Amammography report is a key component of the breast cancer diagnostic process. Although mammographic findings were not clearly differentiated between benign and malignant lesion, the radiologist must assess the findings for chance of malignancy and guide the clinician for appropriate management. The report must be clear, concise and standardized for clinicians to understand.
For screening studies, the following questions need to be answered:
Assessment is incomplete
BI-RADS 0: Needs additional imaging evaluation and/or comparison to prior mammograms is needed.
Assessment is complete
BI-RADS 1: Negative
BI-RADS 2: Benign finding
BI-RADS 3: Probably benign findings-Short interval follow up
BI-RADS 4: Suspicious abnormality-Biopsy should be considered.
• 4A: finding with a low suspicious of being cancer, such as a palpable, partially circumscribed solid mass with ultrasound suspected fibro adenoma, a palpable complicated cyst and probable abscess
• 4B: intermediate suspicion of malignancy
• 4C: moderate suspicion, but no classic for malignancy
BI-RADS 5: Highly suggestive of malignancy- Appropriate action should be taken.
• A spiculated with irregular high-density mass
• A segmental or linear arrangement of fine linear calcification
• An irregular spiculated mass with pleomorphic microcalcification
BI-RADS 6: Known biopsy proven malignancy but prior to definite therapies such as surgical excision, radiotherapy, chemotherapy.
The format for mammography report should consist of:
1. Pertinent Information: Usually appears at the top of the report and typically includes the patient’s name, age and the reason for the mammogram (i.e., annual screening mammogram, referred by physician to evaluate new breast lump).
2. Clinical history: The patient’s medical and family history of breast cancer or other breast conditions. It may also include relevant medications the patient is taking, such as hormone replacement therapy.
3. Procedure: May explain what types of mammogram views were taken. Typical views for screening mammogram included the cranio-caudal view (CC) and the medio lateral oblique view (MLO). Typical views for diagnostic mammograms included CC, MLO and supplemental views tailored to the specific problem i.e., magnification views, spot compression and others.
4. Notation about comparison with previous studies.
5. A description of overall breast composition provided information about the accuracy of mammography for the breast being evaluated.

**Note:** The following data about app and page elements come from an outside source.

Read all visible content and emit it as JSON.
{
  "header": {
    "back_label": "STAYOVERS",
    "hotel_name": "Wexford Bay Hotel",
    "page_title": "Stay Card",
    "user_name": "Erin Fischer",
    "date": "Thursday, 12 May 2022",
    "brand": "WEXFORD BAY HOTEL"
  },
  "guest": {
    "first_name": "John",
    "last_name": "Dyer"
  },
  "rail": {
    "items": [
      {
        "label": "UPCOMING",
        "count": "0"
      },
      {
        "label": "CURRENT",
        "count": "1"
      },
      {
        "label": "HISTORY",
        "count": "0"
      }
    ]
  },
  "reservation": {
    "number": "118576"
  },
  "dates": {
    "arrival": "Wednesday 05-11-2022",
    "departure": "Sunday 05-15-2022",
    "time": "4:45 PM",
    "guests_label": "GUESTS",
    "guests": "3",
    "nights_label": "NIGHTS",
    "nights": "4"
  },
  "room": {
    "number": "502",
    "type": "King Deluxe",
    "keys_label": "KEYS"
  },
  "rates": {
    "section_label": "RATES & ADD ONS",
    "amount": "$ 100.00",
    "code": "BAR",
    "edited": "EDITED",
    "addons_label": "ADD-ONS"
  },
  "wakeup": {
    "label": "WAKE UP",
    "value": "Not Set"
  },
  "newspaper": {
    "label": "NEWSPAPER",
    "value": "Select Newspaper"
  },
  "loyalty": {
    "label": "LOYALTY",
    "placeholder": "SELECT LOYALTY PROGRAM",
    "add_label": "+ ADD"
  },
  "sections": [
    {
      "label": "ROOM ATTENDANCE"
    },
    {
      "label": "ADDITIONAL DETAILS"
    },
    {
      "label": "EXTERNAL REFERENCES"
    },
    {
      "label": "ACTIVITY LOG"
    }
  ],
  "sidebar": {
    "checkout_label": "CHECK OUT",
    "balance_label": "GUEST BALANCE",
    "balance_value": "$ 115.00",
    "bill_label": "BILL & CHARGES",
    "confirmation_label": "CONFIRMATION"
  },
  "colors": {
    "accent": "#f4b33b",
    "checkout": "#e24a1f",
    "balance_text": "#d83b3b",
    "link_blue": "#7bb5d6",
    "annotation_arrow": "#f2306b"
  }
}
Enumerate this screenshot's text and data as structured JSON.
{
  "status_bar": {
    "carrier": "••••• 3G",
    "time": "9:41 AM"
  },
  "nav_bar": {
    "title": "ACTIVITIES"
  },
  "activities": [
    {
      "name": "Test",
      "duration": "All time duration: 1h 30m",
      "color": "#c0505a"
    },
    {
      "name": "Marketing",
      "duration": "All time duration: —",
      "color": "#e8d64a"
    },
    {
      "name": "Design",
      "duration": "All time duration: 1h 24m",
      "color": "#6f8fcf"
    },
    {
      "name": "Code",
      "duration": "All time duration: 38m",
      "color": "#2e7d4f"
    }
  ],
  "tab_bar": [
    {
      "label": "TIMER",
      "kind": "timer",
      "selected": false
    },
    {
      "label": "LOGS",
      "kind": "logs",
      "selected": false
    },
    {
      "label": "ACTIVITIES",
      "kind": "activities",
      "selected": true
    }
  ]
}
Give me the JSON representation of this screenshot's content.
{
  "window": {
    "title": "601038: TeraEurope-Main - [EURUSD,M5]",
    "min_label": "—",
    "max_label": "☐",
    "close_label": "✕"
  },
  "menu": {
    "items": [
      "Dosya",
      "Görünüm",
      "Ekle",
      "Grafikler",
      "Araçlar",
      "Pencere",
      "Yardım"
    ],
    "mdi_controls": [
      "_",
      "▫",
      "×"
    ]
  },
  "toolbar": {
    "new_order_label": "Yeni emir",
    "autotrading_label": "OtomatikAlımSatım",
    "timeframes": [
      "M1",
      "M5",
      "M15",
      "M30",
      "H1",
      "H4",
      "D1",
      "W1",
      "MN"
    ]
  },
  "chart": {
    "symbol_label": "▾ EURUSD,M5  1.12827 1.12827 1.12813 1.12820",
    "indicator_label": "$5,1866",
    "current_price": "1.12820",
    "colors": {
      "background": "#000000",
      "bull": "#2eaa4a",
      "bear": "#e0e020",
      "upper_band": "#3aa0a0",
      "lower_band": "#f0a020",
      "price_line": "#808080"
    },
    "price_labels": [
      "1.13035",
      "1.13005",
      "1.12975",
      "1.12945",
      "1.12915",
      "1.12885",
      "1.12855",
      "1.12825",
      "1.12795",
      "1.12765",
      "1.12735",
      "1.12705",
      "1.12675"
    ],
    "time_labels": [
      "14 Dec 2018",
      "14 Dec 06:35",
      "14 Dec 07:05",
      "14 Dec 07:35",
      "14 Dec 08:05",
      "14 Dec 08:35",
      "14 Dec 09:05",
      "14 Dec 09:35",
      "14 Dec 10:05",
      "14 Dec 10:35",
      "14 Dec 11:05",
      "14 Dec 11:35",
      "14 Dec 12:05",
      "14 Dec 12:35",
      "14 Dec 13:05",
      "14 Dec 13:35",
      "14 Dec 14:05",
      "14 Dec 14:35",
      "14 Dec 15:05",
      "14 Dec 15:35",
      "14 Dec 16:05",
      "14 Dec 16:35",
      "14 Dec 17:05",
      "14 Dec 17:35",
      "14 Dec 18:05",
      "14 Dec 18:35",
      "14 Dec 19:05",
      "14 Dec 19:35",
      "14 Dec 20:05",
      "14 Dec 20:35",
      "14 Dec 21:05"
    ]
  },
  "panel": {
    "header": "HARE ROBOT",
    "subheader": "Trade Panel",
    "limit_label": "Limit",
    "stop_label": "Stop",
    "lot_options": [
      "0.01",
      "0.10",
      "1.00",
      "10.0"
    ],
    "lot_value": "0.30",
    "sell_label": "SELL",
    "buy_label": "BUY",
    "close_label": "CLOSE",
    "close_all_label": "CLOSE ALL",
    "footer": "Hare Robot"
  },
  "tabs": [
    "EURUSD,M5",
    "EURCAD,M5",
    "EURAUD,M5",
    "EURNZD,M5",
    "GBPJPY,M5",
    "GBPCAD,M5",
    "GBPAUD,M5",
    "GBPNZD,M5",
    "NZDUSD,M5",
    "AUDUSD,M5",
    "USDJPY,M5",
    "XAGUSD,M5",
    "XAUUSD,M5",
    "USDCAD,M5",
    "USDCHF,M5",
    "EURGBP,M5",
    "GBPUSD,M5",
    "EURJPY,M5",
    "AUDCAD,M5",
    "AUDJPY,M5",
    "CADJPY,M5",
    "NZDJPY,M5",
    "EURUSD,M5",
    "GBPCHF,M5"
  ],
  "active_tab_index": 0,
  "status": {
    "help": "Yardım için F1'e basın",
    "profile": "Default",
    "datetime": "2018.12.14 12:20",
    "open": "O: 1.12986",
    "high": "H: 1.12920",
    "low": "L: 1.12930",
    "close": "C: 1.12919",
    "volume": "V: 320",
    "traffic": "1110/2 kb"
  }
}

6. Significant findings and modifiers are described according to standardized terminology that has relevance in terms of potential for malignancy.
Findings that are of significance in patient management should be reported. Overall density is significant in that small cancers can be missed. The terms fibrocystic disease, fibrocystic changes, fibrocystic tissues, dysplasia, and hyperplasia are inappropriate and should be eliminated from image interpretation. Histopathologic terms should be reserved for the pathologist.5
Terminology section for described mammographic findings:
Round: punctate < 0.5 mm
Eggshell (< 1 mm in thickness): Fat necrosis, calcified cyst
Milk of calcium
Amorphous or indistinct Coarse heterogeneous
Fine linear branching
Distribution of breast calcifications
7. The report concludes with an overall assessment into a classification of the mammogram using the BI-RADS system developed by the American College Radiology (ACR).
8. Recommendation: Radiologists should give specific instructions on what actions should be taken next. For example, no action necessary, a six month follow-up mammogram, spot views, breast ultrasound, biopsy. etc.
9. Disclaimer: Radiologists should use disclaimer to communicate with clinician about the limitation of mammography and the meaning of a normal report.
The use of mammographic screening to detect cancer at a preclinical stage is increasing rapidly. High quality imaging and accurate interpretation are critical elements for successful mortality reduction. The communication of the interpretation is being scrutinized in an effort to eliminate ambiguity and confusion. This can be accomplished by an organized approach to interpretation and a structure analysis of significant findings. These can grouped into BI-RADS by ACR to suggest a probability of malignancy.8